Each downward step caused a sharp pain to shoot up my ankle. Ironically, going uphill didn’t seem to bother it nearly as much. When my foot extended downward and needed to absorb the blow from stepping down, it occasionally caused me to cry out.
A couple of weeks ago, I’d accidentally kicked a rock into the same ankle. It had been tender for a couple days but hadn’t bothered me since. During a river crossing three days ago, I slipped and smacked it against a submerged rock. It hurt but just about everything does on the trail. I forgot about it till after I stopped for lunch. When I started to walk again, I quickly realized I had a bit of a problem. Ibuprofen it was to get me through the day. Some more that night. And still more to hammer the rest of the 30 miles into Brooks Lake Campground where Michelle and Maggie picked me up.
Currently, I’m taking a couple of days off to see how it heals. There’s a pretty good bruise and blood pool right on the ankle.
Mileage and my love
On the plus side the terrain in Wyoming is much more conducive to making miles. The rain and cold chased me into one 30 mile day and a 25 mile day followed.
I’m still not finding a good groove with walking. The last 300 miles have been a sequence of pushes to get to wherever Michelle is going to be as fast as I can. I’m running towards her, and I know that streak is ending. She’s going to have to head back to Michigan after this stop in Dubois. That puts me in an emotionally fragile place.

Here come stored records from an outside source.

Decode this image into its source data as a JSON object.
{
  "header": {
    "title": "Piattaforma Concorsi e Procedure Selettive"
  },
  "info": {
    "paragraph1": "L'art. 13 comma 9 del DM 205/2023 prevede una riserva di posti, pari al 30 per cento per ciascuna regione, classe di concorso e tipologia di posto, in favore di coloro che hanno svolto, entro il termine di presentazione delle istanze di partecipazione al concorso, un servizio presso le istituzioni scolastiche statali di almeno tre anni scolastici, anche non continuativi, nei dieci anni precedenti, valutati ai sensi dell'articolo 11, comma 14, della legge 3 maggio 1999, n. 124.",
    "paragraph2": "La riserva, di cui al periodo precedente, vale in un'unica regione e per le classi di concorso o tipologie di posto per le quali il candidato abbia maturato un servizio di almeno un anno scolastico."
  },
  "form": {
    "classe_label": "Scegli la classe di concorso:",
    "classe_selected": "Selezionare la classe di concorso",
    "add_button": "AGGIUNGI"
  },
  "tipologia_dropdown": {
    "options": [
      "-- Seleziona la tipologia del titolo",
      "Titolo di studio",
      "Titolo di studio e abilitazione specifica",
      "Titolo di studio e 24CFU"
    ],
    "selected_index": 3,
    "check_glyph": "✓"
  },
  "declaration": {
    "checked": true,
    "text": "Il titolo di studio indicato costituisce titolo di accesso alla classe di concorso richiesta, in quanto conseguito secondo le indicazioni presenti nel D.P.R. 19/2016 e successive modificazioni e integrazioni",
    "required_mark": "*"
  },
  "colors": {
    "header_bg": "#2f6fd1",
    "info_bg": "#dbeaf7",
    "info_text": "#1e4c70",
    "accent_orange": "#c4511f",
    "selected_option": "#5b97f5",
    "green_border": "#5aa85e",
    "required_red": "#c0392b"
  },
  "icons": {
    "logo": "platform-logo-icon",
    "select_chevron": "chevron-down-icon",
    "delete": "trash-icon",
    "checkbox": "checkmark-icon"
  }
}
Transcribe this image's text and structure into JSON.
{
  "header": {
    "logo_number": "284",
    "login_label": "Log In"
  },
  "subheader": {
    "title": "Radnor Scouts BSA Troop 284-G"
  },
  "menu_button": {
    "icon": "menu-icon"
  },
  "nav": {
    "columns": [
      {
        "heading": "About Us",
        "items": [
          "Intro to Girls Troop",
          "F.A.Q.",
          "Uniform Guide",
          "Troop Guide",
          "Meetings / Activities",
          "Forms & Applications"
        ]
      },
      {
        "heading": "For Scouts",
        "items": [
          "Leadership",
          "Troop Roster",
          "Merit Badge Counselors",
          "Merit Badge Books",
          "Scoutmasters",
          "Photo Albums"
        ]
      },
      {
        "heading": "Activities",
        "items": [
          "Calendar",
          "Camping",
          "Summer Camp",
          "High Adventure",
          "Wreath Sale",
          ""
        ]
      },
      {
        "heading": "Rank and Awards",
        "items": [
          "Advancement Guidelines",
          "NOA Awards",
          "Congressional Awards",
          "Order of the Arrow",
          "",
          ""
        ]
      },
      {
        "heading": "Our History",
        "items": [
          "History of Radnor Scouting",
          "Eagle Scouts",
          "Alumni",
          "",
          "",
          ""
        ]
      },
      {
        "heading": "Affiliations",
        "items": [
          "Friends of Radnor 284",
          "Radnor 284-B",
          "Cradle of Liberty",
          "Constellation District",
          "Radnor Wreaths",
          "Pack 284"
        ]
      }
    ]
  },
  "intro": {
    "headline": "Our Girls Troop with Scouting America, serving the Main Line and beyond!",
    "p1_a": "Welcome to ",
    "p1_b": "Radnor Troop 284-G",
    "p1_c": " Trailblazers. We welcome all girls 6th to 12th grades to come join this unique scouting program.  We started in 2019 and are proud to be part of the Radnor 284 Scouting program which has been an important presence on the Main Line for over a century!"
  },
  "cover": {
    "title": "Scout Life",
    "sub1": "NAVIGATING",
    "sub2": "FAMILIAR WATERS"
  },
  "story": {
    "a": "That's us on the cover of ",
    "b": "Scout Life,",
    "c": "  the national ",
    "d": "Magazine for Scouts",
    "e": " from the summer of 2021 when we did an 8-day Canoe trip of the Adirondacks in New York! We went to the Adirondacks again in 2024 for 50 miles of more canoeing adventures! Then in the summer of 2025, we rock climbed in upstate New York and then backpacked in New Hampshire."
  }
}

One thing I’ve learned on this journey of self-discovery is that I really don’t like being separated from her. It sucks.
That and my ankle are making me seriously consider calling 1000 miles good and heading back to Michigan.
This was called Parting of the Waters. The creek split in two with half headed to the Atlantic and the other to the Pacific. I spent the night here after gratefully finding a fairly flat spot after a long cold day in the rain. Six hours of drizzle at 40 degrees had soaked me to the point where I struggled to get my fingers to undo the buckles on my pack.